Exercise directions
Could you copy the lines below exactly, leaving none out?

======

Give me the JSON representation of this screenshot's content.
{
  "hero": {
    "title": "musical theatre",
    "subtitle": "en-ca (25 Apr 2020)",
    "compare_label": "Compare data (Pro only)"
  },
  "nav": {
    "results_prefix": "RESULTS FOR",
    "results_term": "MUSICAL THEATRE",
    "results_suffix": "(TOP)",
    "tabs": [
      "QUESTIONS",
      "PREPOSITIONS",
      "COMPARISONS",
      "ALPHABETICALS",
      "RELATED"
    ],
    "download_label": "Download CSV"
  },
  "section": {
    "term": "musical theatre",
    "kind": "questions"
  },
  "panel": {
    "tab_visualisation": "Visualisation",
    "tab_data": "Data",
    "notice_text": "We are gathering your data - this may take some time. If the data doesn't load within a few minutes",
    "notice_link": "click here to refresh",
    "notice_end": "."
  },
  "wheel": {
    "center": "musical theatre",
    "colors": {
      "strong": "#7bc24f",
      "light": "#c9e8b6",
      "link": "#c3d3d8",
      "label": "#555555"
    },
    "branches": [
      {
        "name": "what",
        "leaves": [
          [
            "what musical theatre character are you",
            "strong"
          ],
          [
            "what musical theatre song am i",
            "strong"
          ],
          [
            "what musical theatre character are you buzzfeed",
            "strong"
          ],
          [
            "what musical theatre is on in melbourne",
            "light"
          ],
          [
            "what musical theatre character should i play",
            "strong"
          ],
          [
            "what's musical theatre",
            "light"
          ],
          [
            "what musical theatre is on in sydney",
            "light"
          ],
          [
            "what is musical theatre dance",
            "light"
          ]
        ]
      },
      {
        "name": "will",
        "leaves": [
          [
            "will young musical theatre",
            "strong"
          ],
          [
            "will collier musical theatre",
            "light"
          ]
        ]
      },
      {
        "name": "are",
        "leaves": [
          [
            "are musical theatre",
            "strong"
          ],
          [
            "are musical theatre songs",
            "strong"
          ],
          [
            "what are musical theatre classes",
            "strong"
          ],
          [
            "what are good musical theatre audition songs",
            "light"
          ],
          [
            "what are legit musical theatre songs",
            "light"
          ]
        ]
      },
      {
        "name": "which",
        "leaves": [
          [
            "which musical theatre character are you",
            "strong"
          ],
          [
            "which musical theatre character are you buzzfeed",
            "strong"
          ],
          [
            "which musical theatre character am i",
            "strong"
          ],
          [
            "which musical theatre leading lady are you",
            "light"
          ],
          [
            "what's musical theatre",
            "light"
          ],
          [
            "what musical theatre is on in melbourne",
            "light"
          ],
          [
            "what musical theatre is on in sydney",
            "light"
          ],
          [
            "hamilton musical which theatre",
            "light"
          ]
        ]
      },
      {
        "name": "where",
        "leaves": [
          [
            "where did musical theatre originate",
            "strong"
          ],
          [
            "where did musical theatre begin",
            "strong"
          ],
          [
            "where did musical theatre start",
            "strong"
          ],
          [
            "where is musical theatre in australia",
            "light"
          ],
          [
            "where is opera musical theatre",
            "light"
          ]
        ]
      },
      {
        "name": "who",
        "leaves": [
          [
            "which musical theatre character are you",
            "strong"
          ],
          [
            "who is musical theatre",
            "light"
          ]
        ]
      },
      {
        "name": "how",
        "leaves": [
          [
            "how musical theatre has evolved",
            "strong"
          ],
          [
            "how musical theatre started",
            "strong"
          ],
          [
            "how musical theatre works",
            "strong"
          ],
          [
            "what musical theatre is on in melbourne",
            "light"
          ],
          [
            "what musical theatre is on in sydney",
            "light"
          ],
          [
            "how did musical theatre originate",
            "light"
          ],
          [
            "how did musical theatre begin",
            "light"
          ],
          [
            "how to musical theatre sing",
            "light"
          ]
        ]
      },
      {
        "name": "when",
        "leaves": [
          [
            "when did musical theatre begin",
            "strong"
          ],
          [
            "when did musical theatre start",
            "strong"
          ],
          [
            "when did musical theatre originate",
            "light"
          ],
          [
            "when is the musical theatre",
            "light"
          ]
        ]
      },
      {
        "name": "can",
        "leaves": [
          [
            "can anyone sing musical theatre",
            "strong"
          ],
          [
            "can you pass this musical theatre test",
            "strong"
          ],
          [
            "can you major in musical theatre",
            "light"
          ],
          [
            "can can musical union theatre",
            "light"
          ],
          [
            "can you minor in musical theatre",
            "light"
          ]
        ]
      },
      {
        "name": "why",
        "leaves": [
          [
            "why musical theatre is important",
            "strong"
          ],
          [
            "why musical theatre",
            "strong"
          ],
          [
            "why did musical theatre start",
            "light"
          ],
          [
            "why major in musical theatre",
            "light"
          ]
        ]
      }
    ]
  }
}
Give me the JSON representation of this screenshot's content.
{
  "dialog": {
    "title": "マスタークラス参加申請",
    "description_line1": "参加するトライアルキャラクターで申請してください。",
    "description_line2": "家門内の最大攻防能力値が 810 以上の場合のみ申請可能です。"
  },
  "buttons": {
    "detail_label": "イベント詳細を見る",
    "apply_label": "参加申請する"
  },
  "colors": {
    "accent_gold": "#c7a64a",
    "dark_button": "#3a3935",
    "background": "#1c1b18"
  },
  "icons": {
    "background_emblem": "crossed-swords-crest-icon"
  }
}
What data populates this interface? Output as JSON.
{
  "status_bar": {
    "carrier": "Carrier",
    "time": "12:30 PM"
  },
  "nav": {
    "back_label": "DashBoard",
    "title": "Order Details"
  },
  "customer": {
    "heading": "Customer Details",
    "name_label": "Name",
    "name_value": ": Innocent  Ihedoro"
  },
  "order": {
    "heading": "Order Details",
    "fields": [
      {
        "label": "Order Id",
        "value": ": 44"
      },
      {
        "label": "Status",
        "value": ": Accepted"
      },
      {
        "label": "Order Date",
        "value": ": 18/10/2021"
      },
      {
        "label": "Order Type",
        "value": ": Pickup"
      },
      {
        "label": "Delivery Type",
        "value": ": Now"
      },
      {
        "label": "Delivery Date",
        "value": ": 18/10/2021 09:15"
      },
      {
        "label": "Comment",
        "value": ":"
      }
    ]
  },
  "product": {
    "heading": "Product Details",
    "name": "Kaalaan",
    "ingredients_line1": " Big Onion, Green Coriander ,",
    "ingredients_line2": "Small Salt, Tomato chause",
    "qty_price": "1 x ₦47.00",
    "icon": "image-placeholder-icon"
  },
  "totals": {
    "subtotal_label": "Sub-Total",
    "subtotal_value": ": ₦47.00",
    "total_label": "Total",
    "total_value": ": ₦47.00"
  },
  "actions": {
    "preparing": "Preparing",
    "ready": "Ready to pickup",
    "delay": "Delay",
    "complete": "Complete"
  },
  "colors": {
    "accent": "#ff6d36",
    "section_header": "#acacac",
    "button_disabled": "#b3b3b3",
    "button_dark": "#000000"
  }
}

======

Answer space
Give me the JSON representation of this screenshot's content.
{
  "hero": {
    "title": "musical theatre",
    "subtitle": "en-ca (25 Apr 2020)",
    "compare_label": "Compare data (Pro only)"
  },
  "nav": {
    "results_prefix": "RESULTS FOR",
    "results_term": "MUSICAL THEATRE",
    "results_suffix": "(TOP)",
    "tabs": [
      "QUESTIONS",
      "PREPOSITIONS",
      "COMPARISONS",
      "ALPHABETICALS",
      "RELATED"
    ],
    "download_label": "Download CSV"
  },
  "section": {
    "term": "musical theatre",
    "kind": "questions"
  },
  "panel": {
    "tab_visualisation": "Visualisation",
    "tab_data": "Data",
    "notice_text": "We are gathering your data - this may take some time. If the data doesn't load within a few minutes",
    "notice_link": "click here to refresh",
    "notice_end": "."
  },
  "wheel": {
    "center": "musical theatre",
    "colors": {
      "strong": "#7bc24f",
      "light": "#c9e8b6",
      "link": "#c3d3d8",
      "label": "#555555"
    },
    "branches": [
      {
        "name": "what",
        "leaves": [
          [
            "what musical theatre character are you",
            "strong"
          ],
          [
            "what musical theatre song am i",
            "strong"
          ],
          [
            "what musical theatre character are you buzzfeed",
            "strong"
          ],
          [
            "what musical theatre is on in melbourne",
            "light"
          ],
          [
            "what musical theatre character should i play",
            "strong"
          ],
          [
            "what's musical theatre",
            "light"
          ],
          [
            "what musical theatre is on in sydney",
            "light"
          ],
          [
            "what is musical theatre dance",
            "light"
          ]
        ]
      },
      {
        "name": "will",
        "leaves": [
          [
            "will young musical theatre",
            "strong"
          ],
          [
            "will collier musical theatre",
            "light"
          ]
        ]
      },
      {
        "name": "are",
        "leaves": [
          [
            "are musical theatre",
            "strong"
          ],
          [
            "are musical theatre songs",
            "strong"
          ],
          [
            "what are musical theatre classes",
            "strong"
          ],
          [
            "what are good musical theatre audition songs",
            "light"
          ],
          [
            "what are legit musical theatre songs",
            "light"
          ]
        ]
      },
      {
        "name": "which",
        "leaves": [
          [
            "which musical theatre character are you",
            "strong"
          ],
          [
            "which musical theatre character are you buzzfeed",
            "strong"
          ],
          [
            "which musical theatre character am i",
            "strong"
          ],
          [
            "which musical theatre leading lady are you",
            "light"
          ],
          [
            "what's musical theatre",
            "light"
          ],
          [
            "what musical theatre is on in melbourne",
            "light"
          ],
          [
            "what musical theatre is on in sydney",
            "light"
          ],
          [
            "hamilton musical which theatre",
            "light"
          ]
        ]
      },
      {
        "name": "where",
        "leaves": [
          [
            "where did musical theatre originate",
            "strong"
          ],
          [
            "where did musical theatre begin",
            "strong"
          ],
          [
            "where did musical theatre start",
            "strong"
          ],
          [
            "where is musical theatre in australia",
            "light"
          ],
          [
            "where is opera musical theatre",
            "light"
          ]
        ]
      },
      {
        "name": "who",
        "leaves": [
          [
            "which musical theatre character are you",
            "strong"
          ],
          [
            "who is musical theatre",
            "light"
          ]
        ]
      },
      {
        "name": "how",
        "leaves": [
          [
            "how musical theatre has evolved",
            "strong"
          ],
          [
            "how musical theatre started",
            "strong"
          ],
          [
            "how musical theatre works",
            "strong"
          ],
          [
            "what musical theatre is on in melbourne",
            "light"
          ],
          [
            "what musical theatre is on in sydney",
            "light"
          ],
          [
            "how did musical theatre originate",
            "light"
          ],
          [
            "how did musical theatre begin",
            "light"
          ],
          [
            "how to musical theatre sing",
            "light"
          ]
        ]
      },
      {
        "name": "when",
        "leaves": [
          [
            "when did musical theatre begin",
            "strong"
          ],
          [
            "when did musical theatre start",
            "strong"
          ],
          [
            "when did musical theatre originate",
            "light"
          ],
          [
            "when is the musical theatre",
            "light"
          ]
        ]
      },
      {
        "name": "can",
        "leaves": [
          [
            "can anyone sing musical theatre",
            "strong"
          ],
          [
            "can you pass this musical theatre test",
            "strong"
          ],
          [
            "can you major in musical theatre",
            "light"
          ],
          [
            "can can musical union theatre",
            "light"
          ],
          [
            "can you minor in musical theatre",
            "light"
          ]
        ]
      },
      {
        "name": "why",
        "leaves": [
          [
            "why musical theatre is important",
            "strong"
          ],
          [
            "why musical theatre",
            "strong"
          ],
          [
            "why did musical theatre start",
            "light"
          ],
          [
            "why major in musical theatre",
            "light"
          ]
        ]
      }
    ]
  }
}
Give me the JSON representation of this screenshot's content.
{
  "dialog": {
    "title": "マスタークラス参加申請",
    "description_line1": "参加するトライアルキャラクターで申請してください。",
    "description_line2": "家門内の最大攻防能力値が 810 以上の場合のみ申請可能です。"
  },
  "buttons": {
    "detail_label": "イベント詳細を見る",
    "apply_label": "参加申請する"
  },
  "colors": {
    "accent_gold": "#c7a64a",
    "dark_button": "#3a3935",
    "background": "#1c1b18"
  },
  "icons": {
    "background_emblem": "crossed-swords-crest-icon"
  }
}
What data populates this interface? Output as JSON.
{
  "status_bar": {
    "carrier": "Carrier",
    "time": "12:30 PM"
  },
  "nav": {
    "back_label": "DashBoard",
    "title": "Order Details"
  },
  "customer": {
    "heading": "Customer Details",
    "name_label": "Name",
    "name_value": ": Innocent  Ihedoro"
  },
  "order": {
    "heading": "Order Details",
    "fields": [
      {
        "label": "Order Id",
        "value": ": 44"
      },
      {
        "label": "Status",
        "value": ": Accepted"
      },
      {
        "label": "Order Date",
        "value": ": 18/10/2021"
      },
      {
        "label": "Order Type",
        "value": ": Pickup"
      },
      {
        "label": "Delivery Type",
        "value": ": Now"
      },
      {
        "label": "Delivery Date",
        "value": ": 18/10/2021 09:15"
      },
      {
        "label": "Comment",
        "value": ":"
      }
    ]
  },
  "product": {
    "heading": "Product Details",
    "name": "Kaalaan",
    "ingredients_line1": " Big Onion, Green Coriander ,",
    "ingredients_line2": "Small Salt, Tomato chause",
    "qty_price": "1 x ₦47.00",
    "icon": "image-placeholder-icon"
  },
  "totals": {
    "subtotal_label": "Sub-Total",
    "subtotal_value": ": ₦47.00",
    "total_label": "Total",
    "total_value": ": ₦47.00"
  },
  "actions": {
    "preparing": "Preparing",
    "ready": "Ready to pickup",
    "delay": "Delay",
    "complete": "Complete"
  },
  "colors": {
    "accent": "#ff6d36",
    "section_header": "#acacac",
    "button_disabled": "#b3b3b3",
    "button_dark": "#000000"
  }
}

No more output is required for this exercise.